Where is const data stored?


For example:

In the file demo.c,

int a = 5;
int main(){
  int b=5;
  int c=a;
  printf("%d", b+c);
  return 0;

For int a = 5, does the compiler translate this into something like store 0x5 at the virtual memory address, for example, Ox0000000f in the const area so that for int c = a, it is translated to something like movl 0x0000000f %eax?

Then for int b = 5, the number 5 is not put into the const area, but translated directly to a immediate in the assembly instruction like mov $0x5 %ebx.

asked on Stack Overflow Apr 22, 2016 by Gab是好人 • edited Apr 22, 2016 by Peter Mortensen

2 Answers


It depends. Your program has several constants:

int a = 5;

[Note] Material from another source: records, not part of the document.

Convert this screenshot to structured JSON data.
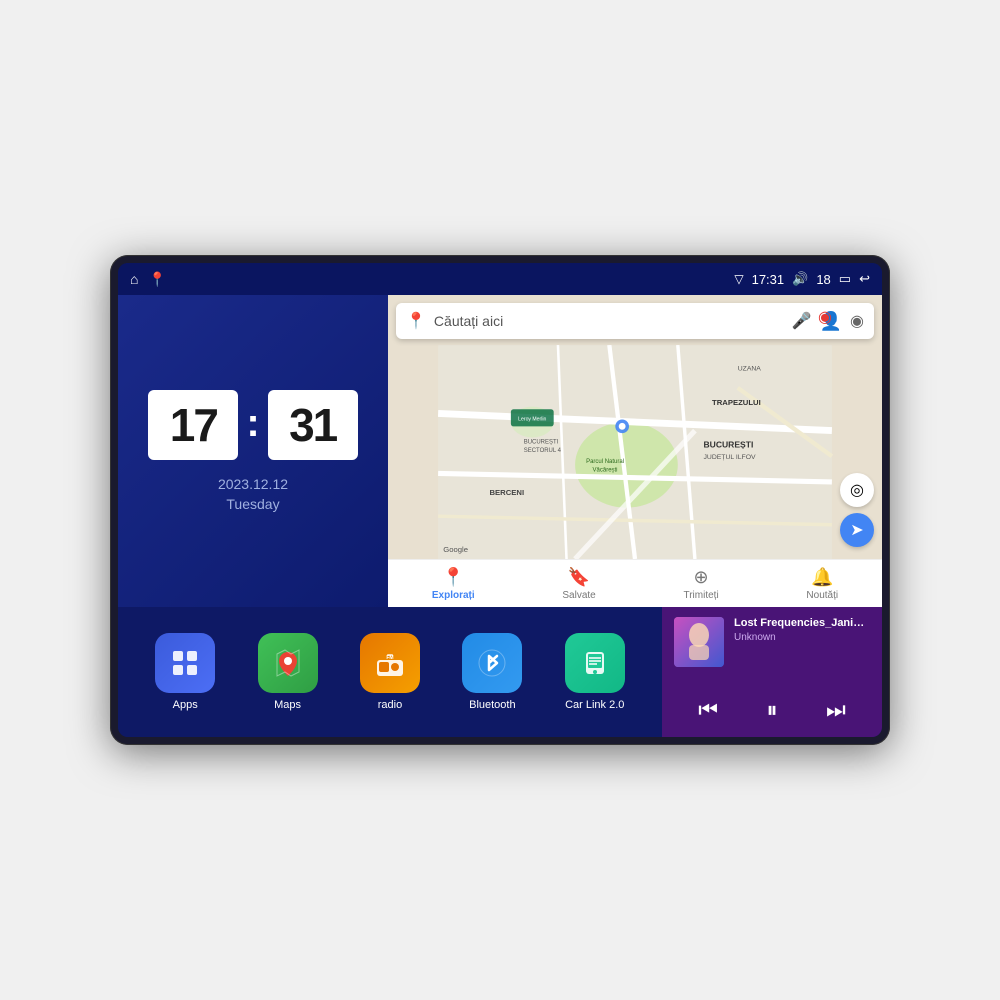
{
  "device": {
    "screen_bg": "#0d1b6e"
  },
  "status_bar": {
    "left_icons": [
      "home",
      "location"
    ],
    "time": "17:31",
    "volume_icon": "🔊",
    "volume_level": "18",
    "battery_icon": "🔋",
    "back_icon": "↩"
  },
  "clock": {
    "hours": "17",
    "minutes": "31",
    "date": "2023.12.12",
    "day": "Tuesday"
  },
  "map": {
    "search_placeholder": "Căutați aici",
    "location_pin": "📍",
    "nav_items": [
      {
        "label": "Explorați",
        "icon": "📍",
        "active": true
      },
      {
        "label": "Salvate",
        "icon": "🔖",
        "active": false
      },
      {
        "label": "Trimiteți",
        "icon": "⊕",
        "active": false
      },
      {
        "label": "Noutăți",
        "icon": "🔔",
        "active": false
      }
    ],
    "labels": {
      "parcul": "Parcul Natural Văcărești",
      "leroy": "Leroy Merlin",
      "bucuresti": "BUCUREȘTI",
      "judet": "JUDEȚUL ILFOV",
      "sector4": "BUCUREȘTI\nSECTORUL 4",
      "berceni": "BERCENI",
      "trapezului": "TRAPEZULUI",
      "uzana": "UZANA"
    }
  },
  "apps": [
    {
      "id": "apps",
      "label": "Apps",
      "icon": "⊞",
      "class": "icon-apps"
    },
    {
      "id": "maps",
      "label": "Maps",
      "icon": "🗺",
      "class": "icon-maps"
    },
    {
      "id": "radio",
      "label": "radio",
      "icon": "📻",
      "class": "icon-radio"
    },
    {
      "id": "bluetooth",
      "label": "Bluetooth",
      "icon": "🔷",
      "class": "icon-bluetooth"
    },
    {
      "id": "carlink",
      "label": "Car Link 2.0",
      "icon": "📱",
      "class": "icon-carlink"
    }
  ],
  "music": {
    "title": "Lost Frequencies_Janieck Devy-...",
    "artist": "Unknown",
    "controls": {
      "prev": "⏮",
      "play": "⏸",
      "next": "⏭"
    }
  }
}
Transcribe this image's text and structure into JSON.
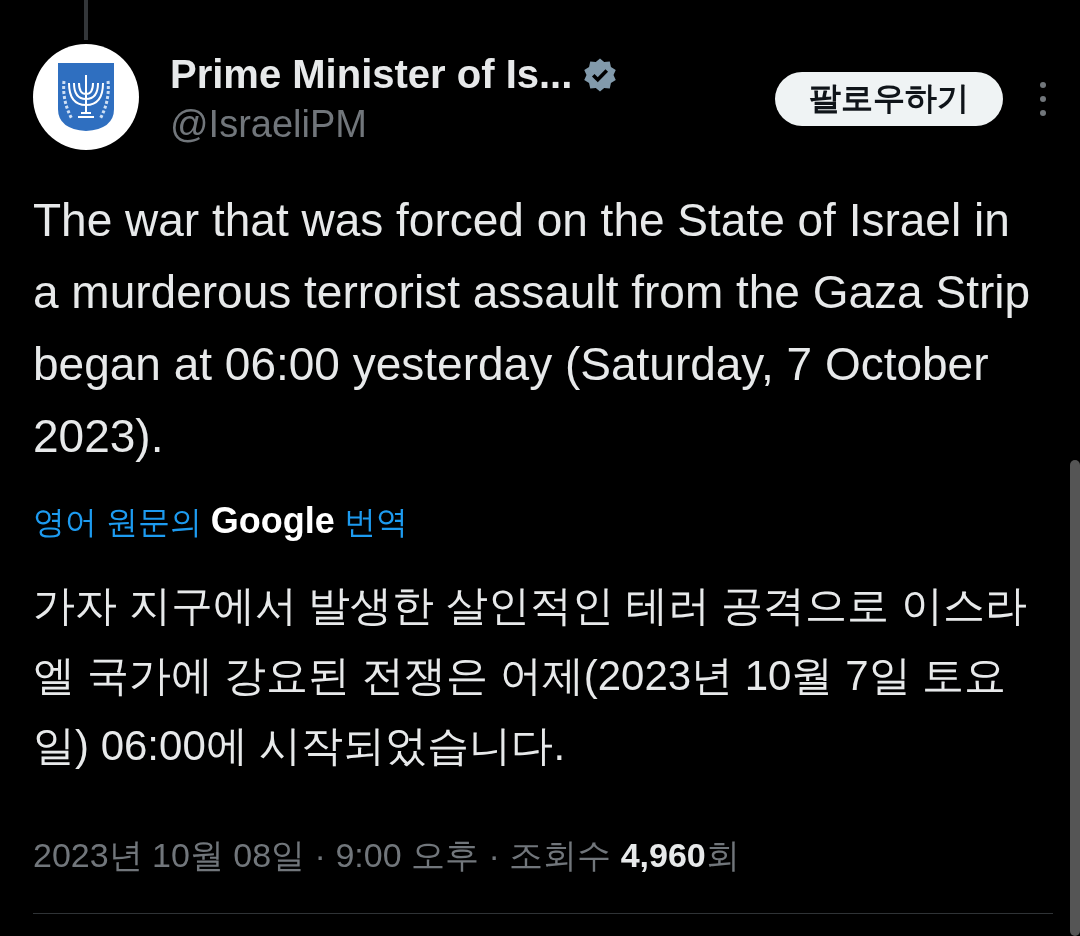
{
  "author": {
    "name": "Prime Minister of Is...",
    "verified": true,
    "handle": "@IsraeliPM"
  },
  "follow_button": "팔로우하기",
  "tweet_text": "The war that was forced on the State of Israel in a murderous terrorist assault from the Gaza Strip began at 06:00 yesterday (Saturday, 7 October 2023).",
  "translation": {
    "prefix": "영어 원문의",
    "brand": "Google",
    "suffix": "번역"
  },
  "translated_text": "가자 지구에서 발생한 살인적인 테러 공격으로 이스라엘 국가에 강요된 전쟁은 어제(2023년 10월 7일 토요일) 06:00에 시작되었습니다.",
  "meta": "2023년 10월 08일 · 9:00 오후 · 조회수 **4,960**회"
}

This is a "static" initialization (which occurs when the program text and data is loaded before running). The value is stored in the memory reserved by a which is in a read-write data "program section". If something changes a, the value 5 is lost.

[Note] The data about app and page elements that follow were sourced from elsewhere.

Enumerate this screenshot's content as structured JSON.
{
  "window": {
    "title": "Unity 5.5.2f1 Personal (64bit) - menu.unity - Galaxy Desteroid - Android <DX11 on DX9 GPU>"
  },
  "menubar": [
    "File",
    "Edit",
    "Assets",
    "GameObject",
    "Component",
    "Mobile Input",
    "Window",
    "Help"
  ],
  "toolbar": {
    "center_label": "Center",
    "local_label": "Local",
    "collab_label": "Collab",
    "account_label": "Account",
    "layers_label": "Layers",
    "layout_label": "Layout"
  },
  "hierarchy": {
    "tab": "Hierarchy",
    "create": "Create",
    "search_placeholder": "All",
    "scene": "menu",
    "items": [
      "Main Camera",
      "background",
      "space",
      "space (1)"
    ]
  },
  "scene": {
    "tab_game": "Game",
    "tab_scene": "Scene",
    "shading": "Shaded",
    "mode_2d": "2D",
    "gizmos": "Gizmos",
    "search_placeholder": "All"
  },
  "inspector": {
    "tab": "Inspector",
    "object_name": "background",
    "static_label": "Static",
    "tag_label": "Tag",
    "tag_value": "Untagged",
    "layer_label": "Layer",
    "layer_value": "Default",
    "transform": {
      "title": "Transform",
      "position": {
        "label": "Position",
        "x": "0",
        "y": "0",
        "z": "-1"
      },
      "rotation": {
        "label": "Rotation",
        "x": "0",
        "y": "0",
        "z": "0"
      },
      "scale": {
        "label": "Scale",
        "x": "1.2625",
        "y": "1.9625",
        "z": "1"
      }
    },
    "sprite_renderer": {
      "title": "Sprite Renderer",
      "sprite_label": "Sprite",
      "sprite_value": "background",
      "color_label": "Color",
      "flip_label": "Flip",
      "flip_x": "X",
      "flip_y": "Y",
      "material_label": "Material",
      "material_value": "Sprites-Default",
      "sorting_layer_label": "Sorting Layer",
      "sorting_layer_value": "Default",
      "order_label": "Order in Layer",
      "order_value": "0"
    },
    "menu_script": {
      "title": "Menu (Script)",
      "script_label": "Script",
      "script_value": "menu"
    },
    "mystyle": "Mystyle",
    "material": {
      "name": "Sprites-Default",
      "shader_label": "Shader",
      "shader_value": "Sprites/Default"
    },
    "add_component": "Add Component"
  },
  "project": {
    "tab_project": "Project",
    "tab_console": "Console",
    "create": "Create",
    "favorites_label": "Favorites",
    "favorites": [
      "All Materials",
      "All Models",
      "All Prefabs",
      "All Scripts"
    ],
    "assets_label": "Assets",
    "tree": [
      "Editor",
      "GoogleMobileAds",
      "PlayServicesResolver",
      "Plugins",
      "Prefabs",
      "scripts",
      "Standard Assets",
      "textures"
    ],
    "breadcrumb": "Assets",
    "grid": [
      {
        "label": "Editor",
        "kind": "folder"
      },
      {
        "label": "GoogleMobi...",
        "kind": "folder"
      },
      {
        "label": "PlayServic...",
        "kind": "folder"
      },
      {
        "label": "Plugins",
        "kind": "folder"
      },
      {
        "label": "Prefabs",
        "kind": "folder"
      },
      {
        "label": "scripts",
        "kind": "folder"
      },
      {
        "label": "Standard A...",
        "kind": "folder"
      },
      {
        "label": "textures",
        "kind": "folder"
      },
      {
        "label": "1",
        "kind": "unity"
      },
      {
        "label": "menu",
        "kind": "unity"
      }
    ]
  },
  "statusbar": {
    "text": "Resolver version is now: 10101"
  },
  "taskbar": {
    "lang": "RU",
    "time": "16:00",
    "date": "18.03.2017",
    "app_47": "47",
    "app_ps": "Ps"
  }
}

int b=5;

This is a local variable with limited scope (only by main()). The storage could well be a CPU register or a location on the stack. The instructions generated for most architectures will place the value 5 in an instruction as "immediate data", for an x86 example:

mov   eax, 5

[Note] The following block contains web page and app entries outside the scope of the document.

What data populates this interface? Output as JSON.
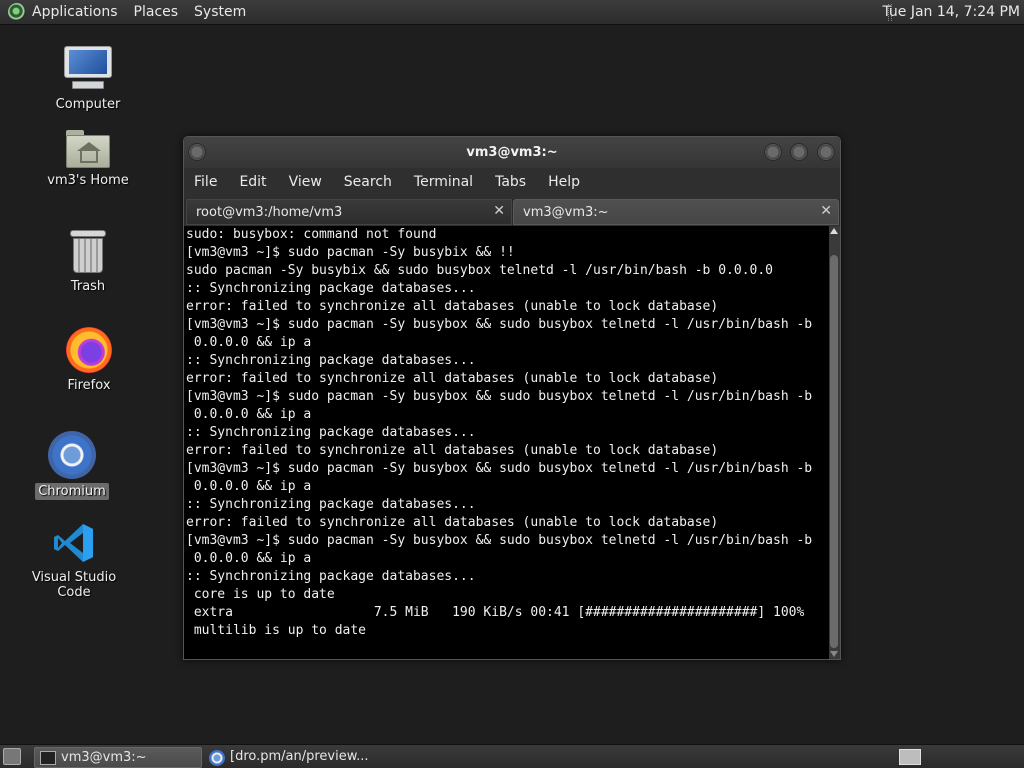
{
  "top_panel": {
    "menus": [
      "Applications",
      "Places",
      "System"
    ],
    "clock": "Tue Jan 14,  7:24 PM"
  },
  "desktop_icons": [
    {
      "label": "Computer",
      "icon": "computer-icon"
    },
    {
      "label": "vm3's Home",
      "icon": "home-folder-icon"
    },
    {
      "label": "Trash",
      "icon": "trash-icon"
    },
    {
      "label": "Firefox",
      "icon": "firefox-icon"
    },
    {
      "label": "Chromium",
      "icon": "chromium-icon",
      "selected": true
    },
    {
      "label": "Visual Studio Code",
      "icon": "vscode-icon"
    }
  ],
  "terminal": {
    "title": "vm3@vm3:~",
    "menu": [
      "File",
      "Edit",
      "View",
      "Search",
      "Terminal",
      "Tabs",
      "Help"
    ],
    "tabs": [
      {
        "label": "root@vm3:/home/vm3",
        "active": false
      },
      {
        "label": "vm3@vm3:~",
        "active": true
      }
    ],
    "lines": [
      "sudo: busybox: command not found",
      "[vm3@vm3 ~]$ sudo pacman -Sy busybix && !!",
      "sudo pacman -Sy busybix && sudo busybox telnetd -l /usr/bin/bash -b 0.0.0.0",
      ":: Synchronizing package databases...",
      "error: failed to synchronize all databases (unable to lock database)",
      "[vm3@vm3 ~]$ sudo pacman -Sy busybox && sudo busybox telnetd -l /usr/bin/bash -b",
      " 0.0.0.0 && ip a",
      ":: Synchronizing package databases...",
      "error: failed to synchronize all databases (unable to lock database)",
      "[vm3@vm3 ~]$ sudo pacman -Sy busybox && sudo busybox telnetd -l /usr/bin/bash -b",
      " 0.0.0.0 && ip a",
      ":: Synchronizing package databases...",
      "error: failed to synchronize all databases (unable to lock database)",
      "[vm3@vm3 ~]$ sudo pacman -Sy busybox && sudo busybox telnetd -l /usr/bin/bash -b",
      " 0.0.0.0 && ip a",
      ":: Synchronizing package databases...",
      "error: failed to synchronize all databases (unable to lock database)",
      "[vm3@vm3 ~]$ sudo pacman -Sy busybox && sudo busybox telnetd -l /usr/bin/bash -b",
      " 0.0.0.0 && ip a",
      ":: Synchronizing package databases...",
      " core is up to date",
      " extra                  7.5 MiB   190 KiB/s 00:41 [######################] 100%",
      " multilib is up to date"
    ]
  },
  "taskbar": {
    "tasks": [
      {
        "label": "vm3@vm3:~",
        "active": true
      },
      {
        "label": "[dro.pm/an/preview...",
        "active": false
      }
    ]
  },
  "colors": {
    "desktop_bg": "#1e1e1e",
    "terminal_bg": "#000000",
    "terminal_fg": "#f0f0f0",
    "selection_bg": "#6b6b6b"
  }
}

The ability for instructions to hold arbitrary constants is limited. Small constants are supported by most CPU instructions. "Large" constants are not usually directly supported. In that case the compiler would store the constant in memory and load it instead. For example,

       .psect  rodata
k1     dd      3141592653
       .psect  code
       mov     eax  k1

The ARM family has a powerful design for loading most constants directly: any 8-bit constant value can be rotated any even number of times. See this page 2-25.

One not-as-obvious but totally different item is in the statement:

printf("%d", b+c);

The string %d is, by modern C semantics, a constant array of three char. Most modern implementations will store it in read-only memory so that attempts to change it will cause a SEGFAULT, which is a low level CPU error which usually causes the program to instantly abort.

       .psect  rodata
s1     db      '%', 'd', 0
       .psect  code
       mov     eax  s1
       push    eax
answered on Stack Overflow Apr 22, 2016 by wallyk • edited Apr 22, 2016 by Gab是好人

In OP's program, a is an "initialized" "global". I expect that it is placed in the initialized part of the data segment. See https://en.wikipedia.org/wiki/File:Program_memory_layout.pdf, http://www.cs.uleth.ca/~holzmann/C/system/memorylayout.gif (from more info on Memory layout of an executable program (process)). The location of a is decided by the compiler- linker duo.

On the other hand, being automatic (stack) variables, b and c are expected in the stack segment.

Being said that, the compiler/linker has the liberty to perform any optimization as long as the observed behavior is not violated (What exactly is the "as-if" rule?). For example, if a is never referenced, then it may be optimized out completely.

answered on Stack Overflow Apr 22, 2016 by Arun • edited May 23, 2017 by Community

User contributions licensed under CC BY-SA 3.0